*** Opening of Data for analysis ***
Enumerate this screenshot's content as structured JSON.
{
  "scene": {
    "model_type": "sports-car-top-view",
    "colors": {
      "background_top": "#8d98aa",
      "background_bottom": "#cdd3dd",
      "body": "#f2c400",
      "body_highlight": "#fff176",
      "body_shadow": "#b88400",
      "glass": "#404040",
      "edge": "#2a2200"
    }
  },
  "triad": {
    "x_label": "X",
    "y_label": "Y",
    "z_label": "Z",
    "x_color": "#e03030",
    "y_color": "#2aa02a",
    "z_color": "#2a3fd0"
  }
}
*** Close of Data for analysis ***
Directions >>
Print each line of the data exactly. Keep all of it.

Written answer >>
Enumerate this screenshot's content as structured JSON.
{
  "scene": {
    "model_type": "sports-car-top-view",
    "colors": {
      "background_top": "#8d98aa",
      "background_bottom": "#cdd3dd",
      "body": "#f2c400",
      "body_highlight": "#fff176",
      "body_shadow": "#b88400",
      "glass": "#404040",
      "edge": "#2a2200"
    }
  },
  "triad": {
    "x_label": "X",
    "y_label": "Y",
    "z_label": "Z",
    "x_color": "#e03030",
    "y_color": "#2aa02a",
    "z_color": "#2a3fd0"
  }
}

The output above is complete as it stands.